Matthew Louis Rosenberg, an activist with RAMPS, said the group tried to arrange a meeting to speak with the governor. After weeks of being told there wasn't time, they attempted to hand deliver the letter Wednesday morning.

"Governor, you are asking us for another 4 years.  We are asking you, 'What's your plan?' because we haven't heard one that addresses the economic and health crisis in our communities," the letter states.

The group also attracted the attention of a group with far less "radical" reputation.

"This is the most important question facing us now – how are we going to diversify the economy? When can we stop screaming ‘war on coal,' ‘no war on coal,' and start planning?" asked Becky Park, founder of The Little Old Ladies Who Love Our Land, a group that has been trying to talk issues with state leaders and candidates for office.

Dustin Still, a lifelong resident of Mingo County, started working with RAMPS to increase economic diversification four years ago.

"This decline is making really tangible pain for people in our area. … We in Central Appalachia and us in the southern West Virginia coalfields has put West Virginia and this country on its back for 125 years.

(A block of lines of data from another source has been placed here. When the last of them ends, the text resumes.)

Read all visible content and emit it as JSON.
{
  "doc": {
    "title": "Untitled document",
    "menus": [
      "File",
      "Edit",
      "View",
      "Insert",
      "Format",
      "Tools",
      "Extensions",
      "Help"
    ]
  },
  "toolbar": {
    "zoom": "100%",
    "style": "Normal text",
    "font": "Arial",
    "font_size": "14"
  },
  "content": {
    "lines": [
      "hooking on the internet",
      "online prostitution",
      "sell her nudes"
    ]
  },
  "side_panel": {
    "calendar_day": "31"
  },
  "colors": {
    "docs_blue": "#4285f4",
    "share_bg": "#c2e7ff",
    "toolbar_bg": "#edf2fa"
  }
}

We're looking for retribution and a plan for when this monolithic industry goes. What is the plan to make sure that Mingo County, Logan County, Raleigh County, the places we live and call home, doesn't look like Welch?"

The group says aggressive rhetoric used by coal proponents is dividing the public and preventing a conversation about real solutions. In an Associated Press article last week, writer Vicki Smith called the war on coal " a sound bite and headline, perpetuated by pundits, power companies and public relations consultants who have crafted a neat label for a complex set of realities, one that compels people to choose sides."

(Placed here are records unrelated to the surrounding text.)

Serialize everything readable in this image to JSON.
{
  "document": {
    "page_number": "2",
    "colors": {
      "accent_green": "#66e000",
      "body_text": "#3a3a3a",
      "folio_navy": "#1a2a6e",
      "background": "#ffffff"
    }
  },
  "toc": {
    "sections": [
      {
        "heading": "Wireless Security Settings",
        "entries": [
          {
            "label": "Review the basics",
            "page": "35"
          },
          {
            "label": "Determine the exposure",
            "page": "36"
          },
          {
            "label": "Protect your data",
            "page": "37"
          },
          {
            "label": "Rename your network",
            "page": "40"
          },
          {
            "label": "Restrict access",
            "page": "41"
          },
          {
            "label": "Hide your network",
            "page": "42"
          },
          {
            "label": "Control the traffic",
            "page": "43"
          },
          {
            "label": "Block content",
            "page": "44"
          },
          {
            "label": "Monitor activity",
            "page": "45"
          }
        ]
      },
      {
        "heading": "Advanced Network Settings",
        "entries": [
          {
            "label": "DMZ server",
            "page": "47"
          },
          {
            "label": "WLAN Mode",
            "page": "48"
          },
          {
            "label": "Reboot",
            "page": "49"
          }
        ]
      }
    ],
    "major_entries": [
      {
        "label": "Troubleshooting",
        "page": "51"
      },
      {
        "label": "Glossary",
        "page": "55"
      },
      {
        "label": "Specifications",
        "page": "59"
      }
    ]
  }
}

Factors affecting the industry in West Virginia include geologic challenges, cheap natural gas and national policy that does not favor the pollutants associated with coal production and burning.

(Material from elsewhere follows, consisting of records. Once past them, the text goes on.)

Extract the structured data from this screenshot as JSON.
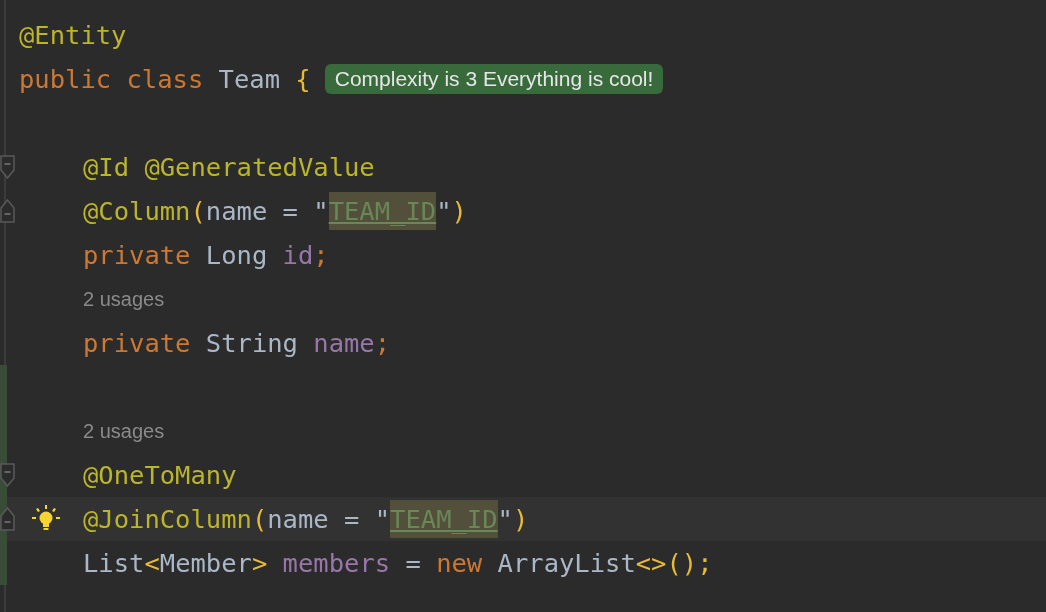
{
  "editor": {
    "lines": [
      {
        "kind": "code",
        "tokens": [
          {
            "kind": "annotation",
            "text": "@Entity"
          }
        ]
      },
      {
        "kind": "code",
        "tokens": [
          {
            "kind": "keyword",
            "text": "public class "
          },
          {
            "kind": "plain",
            "text": "Team "
          },
          {
            "kind": "brace",
            "text": "{"
          }
        ],
        "badge": "Complexity is 3 Everything is cool!",
        "children": [
          {
            "kind": "blank"
          },
          {
            "kind": "code",
            "fold_start": true,
            "tokens": [
              {
                "kind": "annotation",
                "text": "@Id @GeneratedValue"
              }
            ]
          },
          {
            "kind": "code",
            "fold_end": true,
            "tokens": [
              {
                "kind": "annotation",
                "text": "@Column"
              },
              {
                "kind": "brace",
                "text": "("
              },
              {
                "kind": "plain",
                "text": "name = \""
              },
              {
                "kind": "string",
                "text": "TEAM_ID",
                "highlighted": true
              },
              {
                "kind": "plain",
                "text": "\""
              },
              {
                "kind": "brace",
                "text": ")"
              }
            ]
          },
          {
            "kind": "code",
            "tokens": [
              {
                "kind": "keyword",
                "text": "private "
              },
              {
                "kind": "plain",
                "text": "Long "
              },
              {
                "kind": "field",
                "text": "id"
              },
              {
                "kind": "keyword",
                "text": ";"
              }
            ]
          },
          {
            "kind": "hint",
            "text": "2 usages"
          },
          {
            "kind": "code",
            "tokens": [
              {
                "kind": "keyword",
                "text": "private "
              },
              {
                "kind": "plain",
                "text": "String "
              },
              {
                "kind": "field",
                "text": "name"
              },
              {
                "kind": "keyword",
                "text": ";"
              }
            ]
          },
          {
            "kind": "blank",
            "changed": true
          },
          {
            "kind": "hint",
            "text": "2 usages",
            "changed": true
          },
          {
            "kind": "code",
            "fold_start": true,
            "changed": true,
            "tokens": [
              {
                "kind": "annotation",
                "text": "@OneToMany"
              }
            ]
          },
          {
            "kind": "code",
            "fold_end": true,
            "changed": true,
            "current": true,
            "bulb": true,
            "tokens": [
              {
                "kind": "annotation",
                "text": "@JoinColumn"
              },
              {
                "kind": "brace",
                "text": "("
              },
              {
                "kind": "plain",
                "text": "name = \""
              },
              {
                "kind": "string",
                "text": "TEAM_ID",
                "highlighted": true
              },
              {
                "kind": "plain",
                "text": "\""
              },
              {
                "kind": "brace",
                "text": ")"
              }
            ]
          },
          {
            "kind": "code",
            "changed": true,
            "tokens": [
              {
                "kind": "plain",
                "text": "List"
              },
              {
                "kind": "brace",
                "text": "<"
              },
              {
                "kind": "plain",
                "text": "Member"
              },
              {
                "kind": "brace",
                "text": ">"
              },
              {
                "kind": "field",
                "text": " members "
              },
              {
                "kind": "plain",
                "text": "= "
              },
              {
                "kind": "keyword",
                "text": "new "
              },
              {
                "kind": "plain",
                "text": "ArrayList"
              },
              {
                "kind": "brace",
                "text": "<>();"
              }
            ]
          }
        ]
      }
    ]
  }
}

"In reality, we are running out of coal to mine and other coal basins and cheap natural gas are simply out-competing Central Appalachian coal," the letter states. "Even Bill Raney has admitted, ‘There's not any surprise in this. You're talking about a declining reserve anyway. We mined the low-hanging fruit a long time ago.'"

The quote from Raney was taken from a Charleston Gazette article published this month and is consistent with other statements from Raney.

The consequences of not diversifying the economy, the group wrote, is plain in the many towns and communities already affected by coal's boom and bust economic cycle.

"We have seen the future of communities where coal companies pull out without a plan for transition," the letter states. "You only need to visit Welch to understand what the future looks like if we don't act."

Dustin White, a Boone county native, said he is concerned about the southern coalfields. He said the conversation about diversification needs to begin soon because the problem is likely to be complicated.

When asked about what could replace coal, White said he wasn't sure what might replace coal.

"We have out our lives on the line for this nation to keep the light bulb on for over 150 years," White said. "We've paid our debt to the nation and we deserve better as West Virginians. We deserve better lives."

Rosenberg, said the solution is going to have a lot of different answers.

"There's not going to be one single answer for what replaces coal. That's why we say diversify the economy," Rosenberg said. "We need a lot of different answers."

Regardless of whether or not environmental movement efforts are successful, Rosenberg said, change is coming. The kind of change, he said, depends on how state leaders react.

"Is the future going to look like Welch? Is the future going to look like McDowell? Or is the future going to look like something better than that? That's the choice that's facing us," Rosenberg said.

Tomblin's office did not respond for comment, but a representative of his office did receive the letter and told the group it would be delivered.